Hawkins Outdoors: A pickup with a history and a future
That day, when he read the classified ads, he felt compelled to phone. At the other end was an elderly woman and he asked, “Ma’am are you sure?”
It was a 1979 model Chevrolet and she said her husband had bought the truck, new.
For a dozen years the truck was parked in the outside shed beneath the pecan tree, collecting dust while the rust atop the tin roof collected rain, sun and more rust.
“First come,” she said.
An hour later, he turned down her drive and he could see the tan colored truck with the white bumper, as she had described it. He insisted on giving her more than she’d asked for. She insisted she had no need for the money.
He shook her hand and she pulled him tight, huggins his neck, and the next day the truck was towed to his house.
The bed of the truck was scarred and scratched and the outline of a dog box was evident still.
“He had bird dogs for as long as he had the truck,” he recalled her saying.
Inside the truck, the cab and seat told the story of a man who hunted and fished and wore long pants in the summer and loaded wood in the winter and his dog, Jenny’s, muddy prints were still on the floor.
There were spent cartridge shells in the gap behind the seat and there was a calendar with an English Setter, on-point, taped to the dash. Beneath the lip of the seat, a high-lift jack was positioned and in the glove compartment, were leather gloves, a knife that would no longer open, and lengths of leather shoe laces, coiled neatly and dry to the touch.
Above the visor was a map of the state, a menu from a defunct BBQ joint and the wing feather from a wild turkey.
The seat was worn and the dash dry and cracked, the brake pedal worn in the left lower corner and the knob from the passenger window handle missing.
It took seven trips to an automotive supply store and advice from a friend who tunes motors and two new tires for the front before the truck was ready to crank.
The first few trips with the old truck were like dating a girl for the first-time — cordial and polite and easy on the curves.
Eventually, the truck became familiar and when he drove from here to there or around the way, he became the truck and it became part of his life in the outdoors.
There were fishing poles and tackle boxes and a johnboat and coolers and buckets and spilled drinks and boxes of fried chicken and stringers of fish and shovels and muddy boots in the spring and summer. T

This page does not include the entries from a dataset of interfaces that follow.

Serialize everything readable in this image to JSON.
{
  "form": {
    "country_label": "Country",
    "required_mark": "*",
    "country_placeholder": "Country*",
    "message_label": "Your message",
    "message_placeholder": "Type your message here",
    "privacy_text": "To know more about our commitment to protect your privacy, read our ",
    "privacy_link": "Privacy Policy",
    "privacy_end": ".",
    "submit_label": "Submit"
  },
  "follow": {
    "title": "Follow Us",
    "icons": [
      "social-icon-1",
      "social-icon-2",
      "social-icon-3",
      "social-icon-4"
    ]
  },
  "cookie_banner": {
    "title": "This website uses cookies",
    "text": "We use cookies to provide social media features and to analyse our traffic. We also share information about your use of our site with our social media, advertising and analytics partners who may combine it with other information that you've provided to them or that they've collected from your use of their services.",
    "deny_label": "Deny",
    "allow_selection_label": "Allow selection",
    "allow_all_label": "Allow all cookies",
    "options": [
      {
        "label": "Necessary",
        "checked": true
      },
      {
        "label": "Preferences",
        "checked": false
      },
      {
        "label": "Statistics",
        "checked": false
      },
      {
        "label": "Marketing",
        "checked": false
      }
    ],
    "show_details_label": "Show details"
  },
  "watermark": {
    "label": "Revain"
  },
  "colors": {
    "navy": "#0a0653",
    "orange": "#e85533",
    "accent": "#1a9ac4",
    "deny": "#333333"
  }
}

here were camouflage chairs and heavy coats and wild game and tree stands and evidence of puppies that chewed and waders and decoys and axes and chain saws and sacks of groceries, in the fall and winter.
Between fishing and hunting and the occasional Sundays when he drove the truck to church, there were log chains and flat tires and split firewood and lumber and things were hauled away and brought home and the tailgate served as a table and a place where hands were shook and lies told and the sun was seen setting and rising again, often.
The truck is a four-wheel drive and the hubs are locked by hand and he learned that she pulled to the left when her front axle was engaged.
The truck was a friend when she started on cold and frosty mornings and she cooled him with the windows down and the music loud and the smell of fish on his hands.
The truck was where his wife sometimes rode beside him; where great dogs drooled on the passenger door; where his kids learned to keep a bottle of cola nestled between their legs while eating moon pies, and laughing with excitement while chasing game, seeking a setting sun, or watching the shadows grow.
And the truck was where he ended a day or began a day and where he napped between the beginning or end, too.
The truck unlike him, did not age; instead the truck persevered. When the day came that the truck became a once-was, again he parked the truck.
The days became weeks and the months turned into seasons and the truck had rested too long.
When a young fella called on day, he said, “First come.”
There was no need for the truck to be towed. Instead, he closed the door of the cab and reached inside to touch the hand of the new man behind the wheel.
He looked him in the eye and said, “The turkey feather has been above the visor and the knob is still missing since I owned her. Take it easy on the curves, just like a first date and she will stay with you longer than you can turn the wheel.”
Enjoy your time outdoors.
Contact Jason Hawkins by email at firstname.lastname@example.org.